Since the first hybrid car came onto the U.S. market in December 1999, public interest has been steadily rising, right along with gas prices. Today, there are three models from Toyota and Honda and demand is so high that there is a waiting list of up to a year and a half to purchase one. U.S. carmakers GM and Ford are also getting into this growing market with the first hybrid SUVs, and Lexus is designing the first luxury hybrid car.
The trend does not surprise Rebecca Van Damm, who has nothing but good things to say about her car's capabilities.
"It's wonderful. It's a breeze," she adds. "It has 104 horsepower, it has great pickup, it's lightweight, aerodynamic, and it goes as fast as any other car, handles the road beautifully, turns on a dime; I really have no complaints and neither do test drivers."

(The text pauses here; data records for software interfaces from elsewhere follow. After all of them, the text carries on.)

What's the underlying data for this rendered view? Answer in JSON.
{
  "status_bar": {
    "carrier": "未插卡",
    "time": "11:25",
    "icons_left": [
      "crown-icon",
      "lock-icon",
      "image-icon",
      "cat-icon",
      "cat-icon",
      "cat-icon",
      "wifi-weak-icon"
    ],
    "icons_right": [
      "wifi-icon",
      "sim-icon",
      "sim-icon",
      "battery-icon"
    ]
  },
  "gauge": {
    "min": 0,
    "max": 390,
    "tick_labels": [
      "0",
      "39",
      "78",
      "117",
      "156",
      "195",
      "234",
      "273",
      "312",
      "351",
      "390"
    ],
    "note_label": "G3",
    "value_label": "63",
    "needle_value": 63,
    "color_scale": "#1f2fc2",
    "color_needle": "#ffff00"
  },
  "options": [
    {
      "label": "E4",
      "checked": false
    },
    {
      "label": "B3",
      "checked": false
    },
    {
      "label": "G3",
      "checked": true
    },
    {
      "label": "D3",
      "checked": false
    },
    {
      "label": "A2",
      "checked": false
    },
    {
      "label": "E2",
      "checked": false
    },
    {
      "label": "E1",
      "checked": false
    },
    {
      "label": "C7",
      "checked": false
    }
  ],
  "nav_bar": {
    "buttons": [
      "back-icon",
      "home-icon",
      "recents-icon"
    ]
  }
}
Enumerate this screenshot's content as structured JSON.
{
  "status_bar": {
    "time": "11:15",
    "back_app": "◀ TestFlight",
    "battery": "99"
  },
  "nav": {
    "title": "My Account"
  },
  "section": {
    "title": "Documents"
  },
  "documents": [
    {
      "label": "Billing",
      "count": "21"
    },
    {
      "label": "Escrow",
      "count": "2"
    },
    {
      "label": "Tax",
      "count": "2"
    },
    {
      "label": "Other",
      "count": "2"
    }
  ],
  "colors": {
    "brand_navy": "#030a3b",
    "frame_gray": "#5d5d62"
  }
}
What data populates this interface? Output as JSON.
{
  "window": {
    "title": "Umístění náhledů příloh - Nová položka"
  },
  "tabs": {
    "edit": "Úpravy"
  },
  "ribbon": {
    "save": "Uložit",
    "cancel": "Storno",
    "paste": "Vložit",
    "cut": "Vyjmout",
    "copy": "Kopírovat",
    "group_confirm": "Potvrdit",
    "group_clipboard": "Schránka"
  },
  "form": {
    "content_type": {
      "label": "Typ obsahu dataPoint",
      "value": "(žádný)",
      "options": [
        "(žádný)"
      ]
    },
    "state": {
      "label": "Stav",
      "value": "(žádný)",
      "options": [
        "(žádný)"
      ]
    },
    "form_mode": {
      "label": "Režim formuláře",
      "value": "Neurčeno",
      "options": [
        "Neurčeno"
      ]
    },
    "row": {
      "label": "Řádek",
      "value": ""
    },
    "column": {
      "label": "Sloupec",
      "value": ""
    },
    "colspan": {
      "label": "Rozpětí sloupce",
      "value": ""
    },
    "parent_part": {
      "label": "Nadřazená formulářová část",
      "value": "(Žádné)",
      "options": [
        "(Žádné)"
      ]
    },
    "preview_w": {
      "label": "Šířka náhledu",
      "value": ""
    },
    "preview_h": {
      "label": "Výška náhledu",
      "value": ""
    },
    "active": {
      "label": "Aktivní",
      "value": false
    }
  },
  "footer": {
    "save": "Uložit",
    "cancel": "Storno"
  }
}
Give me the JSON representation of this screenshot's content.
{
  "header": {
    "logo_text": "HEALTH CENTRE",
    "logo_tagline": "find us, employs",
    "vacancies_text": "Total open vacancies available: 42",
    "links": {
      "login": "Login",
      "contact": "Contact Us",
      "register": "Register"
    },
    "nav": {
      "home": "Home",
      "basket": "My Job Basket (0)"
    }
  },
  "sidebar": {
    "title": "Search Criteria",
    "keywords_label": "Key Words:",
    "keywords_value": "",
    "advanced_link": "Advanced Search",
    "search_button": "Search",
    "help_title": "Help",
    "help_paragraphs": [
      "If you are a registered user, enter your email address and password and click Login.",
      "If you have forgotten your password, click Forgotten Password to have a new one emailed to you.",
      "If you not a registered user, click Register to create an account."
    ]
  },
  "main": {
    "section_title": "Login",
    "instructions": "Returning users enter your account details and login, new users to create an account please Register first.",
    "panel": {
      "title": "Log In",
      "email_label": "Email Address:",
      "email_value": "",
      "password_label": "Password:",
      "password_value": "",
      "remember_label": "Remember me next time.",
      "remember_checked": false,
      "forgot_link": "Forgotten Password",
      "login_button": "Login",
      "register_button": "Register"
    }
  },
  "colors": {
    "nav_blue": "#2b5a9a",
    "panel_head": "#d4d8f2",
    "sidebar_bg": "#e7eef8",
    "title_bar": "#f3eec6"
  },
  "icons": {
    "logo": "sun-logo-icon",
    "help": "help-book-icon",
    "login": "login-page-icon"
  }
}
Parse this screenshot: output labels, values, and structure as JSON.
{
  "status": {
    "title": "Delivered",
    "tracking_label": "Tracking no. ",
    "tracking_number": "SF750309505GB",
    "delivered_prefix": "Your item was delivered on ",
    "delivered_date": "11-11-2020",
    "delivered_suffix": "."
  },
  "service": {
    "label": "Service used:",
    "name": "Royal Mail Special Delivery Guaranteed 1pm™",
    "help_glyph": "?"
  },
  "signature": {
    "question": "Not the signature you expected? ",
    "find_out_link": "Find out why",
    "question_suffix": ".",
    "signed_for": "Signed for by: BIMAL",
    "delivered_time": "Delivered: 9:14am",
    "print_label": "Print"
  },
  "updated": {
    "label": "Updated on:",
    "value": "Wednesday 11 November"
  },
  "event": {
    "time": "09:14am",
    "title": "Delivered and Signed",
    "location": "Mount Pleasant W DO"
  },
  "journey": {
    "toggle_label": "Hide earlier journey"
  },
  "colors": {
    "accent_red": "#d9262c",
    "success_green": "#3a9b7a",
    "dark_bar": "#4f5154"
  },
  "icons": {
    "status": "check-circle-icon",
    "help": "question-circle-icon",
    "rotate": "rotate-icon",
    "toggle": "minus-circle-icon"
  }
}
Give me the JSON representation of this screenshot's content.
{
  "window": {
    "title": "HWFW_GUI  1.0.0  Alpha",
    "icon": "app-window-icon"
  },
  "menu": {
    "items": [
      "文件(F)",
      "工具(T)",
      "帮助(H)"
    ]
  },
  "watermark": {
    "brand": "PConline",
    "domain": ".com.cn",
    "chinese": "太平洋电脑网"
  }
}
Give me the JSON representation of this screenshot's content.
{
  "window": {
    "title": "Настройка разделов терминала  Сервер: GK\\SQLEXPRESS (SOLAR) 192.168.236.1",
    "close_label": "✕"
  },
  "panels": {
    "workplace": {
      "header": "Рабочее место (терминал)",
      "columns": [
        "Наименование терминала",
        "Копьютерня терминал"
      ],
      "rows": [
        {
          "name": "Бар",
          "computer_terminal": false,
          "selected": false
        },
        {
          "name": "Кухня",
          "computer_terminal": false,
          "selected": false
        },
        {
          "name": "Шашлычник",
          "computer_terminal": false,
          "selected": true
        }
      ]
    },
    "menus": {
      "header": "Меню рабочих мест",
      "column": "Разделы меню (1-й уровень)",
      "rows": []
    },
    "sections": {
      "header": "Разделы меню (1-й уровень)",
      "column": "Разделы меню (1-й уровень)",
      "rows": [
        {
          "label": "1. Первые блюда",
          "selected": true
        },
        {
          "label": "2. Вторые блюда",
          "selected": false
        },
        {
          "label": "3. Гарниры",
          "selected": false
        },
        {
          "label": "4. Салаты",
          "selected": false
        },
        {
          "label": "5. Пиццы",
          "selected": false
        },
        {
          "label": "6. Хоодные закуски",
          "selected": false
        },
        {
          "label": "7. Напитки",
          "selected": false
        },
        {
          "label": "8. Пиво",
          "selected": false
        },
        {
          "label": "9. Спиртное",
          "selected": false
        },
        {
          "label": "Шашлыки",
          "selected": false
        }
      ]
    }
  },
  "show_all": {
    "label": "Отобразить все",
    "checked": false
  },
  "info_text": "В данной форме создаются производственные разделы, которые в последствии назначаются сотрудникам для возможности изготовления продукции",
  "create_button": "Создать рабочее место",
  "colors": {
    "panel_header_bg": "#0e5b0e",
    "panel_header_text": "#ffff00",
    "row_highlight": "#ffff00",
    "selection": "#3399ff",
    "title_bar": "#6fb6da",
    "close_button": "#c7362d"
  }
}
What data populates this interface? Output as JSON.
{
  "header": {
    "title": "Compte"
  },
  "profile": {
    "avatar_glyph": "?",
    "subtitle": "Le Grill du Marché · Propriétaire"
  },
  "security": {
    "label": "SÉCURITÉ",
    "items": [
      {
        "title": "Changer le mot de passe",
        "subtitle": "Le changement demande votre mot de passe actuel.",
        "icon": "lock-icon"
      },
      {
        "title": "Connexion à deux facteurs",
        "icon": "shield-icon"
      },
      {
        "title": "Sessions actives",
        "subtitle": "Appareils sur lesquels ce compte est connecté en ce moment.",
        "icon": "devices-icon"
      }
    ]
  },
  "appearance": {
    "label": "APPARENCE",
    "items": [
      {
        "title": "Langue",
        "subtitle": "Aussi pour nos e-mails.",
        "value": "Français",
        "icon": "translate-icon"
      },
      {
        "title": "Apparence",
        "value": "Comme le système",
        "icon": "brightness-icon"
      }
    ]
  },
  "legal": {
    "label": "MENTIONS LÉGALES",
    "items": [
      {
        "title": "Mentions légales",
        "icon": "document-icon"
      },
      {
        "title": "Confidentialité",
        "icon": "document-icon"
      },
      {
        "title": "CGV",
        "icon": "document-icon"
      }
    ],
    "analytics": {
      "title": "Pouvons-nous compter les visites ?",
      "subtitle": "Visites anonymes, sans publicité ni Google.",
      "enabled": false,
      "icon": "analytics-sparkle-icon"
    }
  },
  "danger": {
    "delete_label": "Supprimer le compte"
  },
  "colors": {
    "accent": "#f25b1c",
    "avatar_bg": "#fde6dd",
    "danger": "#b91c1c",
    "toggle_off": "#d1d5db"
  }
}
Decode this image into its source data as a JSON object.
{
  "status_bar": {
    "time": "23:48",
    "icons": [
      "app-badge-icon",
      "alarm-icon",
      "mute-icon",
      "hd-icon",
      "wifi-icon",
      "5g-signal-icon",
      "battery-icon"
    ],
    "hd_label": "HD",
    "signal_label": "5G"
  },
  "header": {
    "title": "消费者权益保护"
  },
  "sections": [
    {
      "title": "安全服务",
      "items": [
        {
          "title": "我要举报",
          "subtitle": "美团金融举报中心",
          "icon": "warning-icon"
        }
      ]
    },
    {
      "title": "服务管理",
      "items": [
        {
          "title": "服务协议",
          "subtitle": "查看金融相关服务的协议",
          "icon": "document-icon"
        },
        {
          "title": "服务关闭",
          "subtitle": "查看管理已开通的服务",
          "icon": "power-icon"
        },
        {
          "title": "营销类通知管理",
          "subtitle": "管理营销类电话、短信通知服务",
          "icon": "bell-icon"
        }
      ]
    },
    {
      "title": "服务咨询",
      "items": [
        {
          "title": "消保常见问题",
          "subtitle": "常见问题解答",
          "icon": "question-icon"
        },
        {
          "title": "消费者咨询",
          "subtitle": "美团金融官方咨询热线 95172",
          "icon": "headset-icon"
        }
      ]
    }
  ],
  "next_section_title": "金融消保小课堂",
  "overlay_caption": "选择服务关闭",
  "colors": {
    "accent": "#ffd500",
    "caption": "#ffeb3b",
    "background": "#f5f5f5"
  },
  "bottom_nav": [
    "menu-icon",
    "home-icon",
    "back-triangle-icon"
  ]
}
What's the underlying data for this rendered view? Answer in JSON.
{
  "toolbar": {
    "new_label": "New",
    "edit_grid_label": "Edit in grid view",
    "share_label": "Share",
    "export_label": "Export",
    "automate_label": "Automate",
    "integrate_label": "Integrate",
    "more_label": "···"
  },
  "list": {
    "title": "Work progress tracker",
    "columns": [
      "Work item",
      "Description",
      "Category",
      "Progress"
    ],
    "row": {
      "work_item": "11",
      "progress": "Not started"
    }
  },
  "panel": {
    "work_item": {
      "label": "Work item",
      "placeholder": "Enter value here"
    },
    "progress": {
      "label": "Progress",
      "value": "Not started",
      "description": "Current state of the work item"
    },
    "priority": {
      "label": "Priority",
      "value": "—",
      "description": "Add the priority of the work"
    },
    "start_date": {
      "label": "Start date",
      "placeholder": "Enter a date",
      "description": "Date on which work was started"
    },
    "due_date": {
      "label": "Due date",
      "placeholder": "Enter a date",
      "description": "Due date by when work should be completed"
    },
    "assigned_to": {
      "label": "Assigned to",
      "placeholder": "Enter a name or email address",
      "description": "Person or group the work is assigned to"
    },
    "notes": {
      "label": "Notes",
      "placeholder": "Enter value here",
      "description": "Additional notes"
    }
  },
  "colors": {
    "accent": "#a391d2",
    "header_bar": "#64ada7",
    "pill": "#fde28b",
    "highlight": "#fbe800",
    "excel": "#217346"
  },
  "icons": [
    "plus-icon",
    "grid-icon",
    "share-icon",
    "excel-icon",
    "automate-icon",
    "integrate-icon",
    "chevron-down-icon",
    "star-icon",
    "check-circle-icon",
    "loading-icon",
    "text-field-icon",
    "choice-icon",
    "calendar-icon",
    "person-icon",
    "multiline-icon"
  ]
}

Environmentalists say that hybrid car technology is a useful and necessary means of moving beyond America's current dependence on petroleum. Stephanie Powell says that idea is underscored by the tour's slogan: "I Will Evolve."
"The idea of evolution is that to evolve is to get better and that means making better choices. And we're here to say there are better choices out there," says Ms. Powell. "The Bush administration is pursuing dirty energy policies that are harming our coasts, contributing to global warming and are not being cost-effective in our pocketbooks with the rising gas prices. Moving away from oil dependency can definitely help people out. So we're here to show that we can evolve beyond oil dependence into cars that can take us further for our dollar and protect our environment and our health."
To speed that evolution, Stephanie Powell joins other environmentalists in calling for the Bush Administration to shift funding from fossil fuels to renewable energies.
But that's not the answer, according to Jerry Taylor, director of natural resource studies at the Cato Institute. He says that the success of an industry depends upon its natural potential, not the amount of government support it receives.
"I don't think the government has any business promoting renewable energy or discouraging renewable energy," he notes. "I think decisions about whether to use this, that or the other to make renewable energy in this economy are best made by investors and not by government. If renewable energy has economic merit we won't need to subsidize it. If renewable energy lacks economic merit, then no amount of subsidy is going to give it merit. Government support isn't like magic dust that you sprinkle over technology and all of a sudden it becomes effective and worthwhile. If a technology is worthwhile then we don't need to help it. If it isn't, then no amount of government help will make it worthwhile."
However the government decides to treat renewable energies, the technology is generating interest among investors and consumers. Stephanie Powell says that since she first started her tour a month ago, she has seen how people's minds can be changed when they actually see the car.
"We were at Cape Hatteras State Park in North Carolina, and we spoke with a family of four, the woman actually worked at a gas station, and they were very interested, very receptive," she recalls. "The thing that was really neat and really showed for me that this really can catapult, after talking to them, they put a bumper sticker on the back of their baby carriage. And so we watched this family walk away with this 'I Will Evolve' bumper sticker on the baby carriage. It's like investing in future generations and seeing that this technology will take us further, and might take that baby further. And that was really neat for me."
Sierra Club members and other environmentalists say continued demand for hybrid cars, coupled with a decrease in government subsidies for fossil fuel industries, could lead soon to a U.S. automobile market dominated by alternative energy vehicles.